▶ Exercise details
Return only those lines of the listing in which "JSON" appears.

▶ Data listing
== Segment start ==

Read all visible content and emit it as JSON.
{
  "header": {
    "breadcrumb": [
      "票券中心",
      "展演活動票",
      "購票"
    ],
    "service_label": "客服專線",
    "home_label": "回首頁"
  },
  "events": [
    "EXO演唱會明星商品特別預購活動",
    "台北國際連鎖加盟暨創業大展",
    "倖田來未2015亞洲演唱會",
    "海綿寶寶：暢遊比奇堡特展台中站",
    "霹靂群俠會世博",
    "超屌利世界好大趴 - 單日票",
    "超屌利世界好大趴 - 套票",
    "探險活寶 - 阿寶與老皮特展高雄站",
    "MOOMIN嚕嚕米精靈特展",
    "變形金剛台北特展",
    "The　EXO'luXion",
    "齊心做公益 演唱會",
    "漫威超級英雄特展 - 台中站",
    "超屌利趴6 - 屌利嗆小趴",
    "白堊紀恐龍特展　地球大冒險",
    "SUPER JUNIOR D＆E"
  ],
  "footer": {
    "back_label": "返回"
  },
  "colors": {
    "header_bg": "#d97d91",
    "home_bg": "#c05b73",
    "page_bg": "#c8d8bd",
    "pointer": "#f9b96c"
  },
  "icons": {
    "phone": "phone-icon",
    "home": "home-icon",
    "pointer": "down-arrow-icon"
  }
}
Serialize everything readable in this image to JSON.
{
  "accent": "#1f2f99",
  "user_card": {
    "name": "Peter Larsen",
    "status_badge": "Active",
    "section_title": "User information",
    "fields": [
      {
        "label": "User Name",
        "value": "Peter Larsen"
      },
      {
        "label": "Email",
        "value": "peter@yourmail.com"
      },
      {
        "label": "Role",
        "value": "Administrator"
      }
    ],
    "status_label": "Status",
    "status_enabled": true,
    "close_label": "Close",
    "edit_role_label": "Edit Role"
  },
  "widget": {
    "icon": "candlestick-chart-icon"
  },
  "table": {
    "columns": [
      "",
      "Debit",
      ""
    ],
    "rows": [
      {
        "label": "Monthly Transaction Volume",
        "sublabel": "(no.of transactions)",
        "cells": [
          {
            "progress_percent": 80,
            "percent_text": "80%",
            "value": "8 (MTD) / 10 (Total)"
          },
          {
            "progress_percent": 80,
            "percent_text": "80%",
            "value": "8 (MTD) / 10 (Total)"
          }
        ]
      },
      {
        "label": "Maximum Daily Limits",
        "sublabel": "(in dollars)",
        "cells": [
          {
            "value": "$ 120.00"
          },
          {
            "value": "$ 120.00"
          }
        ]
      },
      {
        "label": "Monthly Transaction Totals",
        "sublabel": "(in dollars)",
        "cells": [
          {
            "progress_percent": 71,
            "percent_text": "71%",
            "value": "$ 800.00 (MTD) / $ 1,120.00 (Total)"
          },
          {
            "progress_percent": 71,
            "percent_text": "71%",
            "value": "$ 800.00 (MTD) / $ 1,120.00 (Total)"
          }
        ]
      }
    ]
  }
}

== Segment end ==

▶ Solved exercise
Read all visible content and emit it as JSON.
Serialize everything readable in this image to JSON.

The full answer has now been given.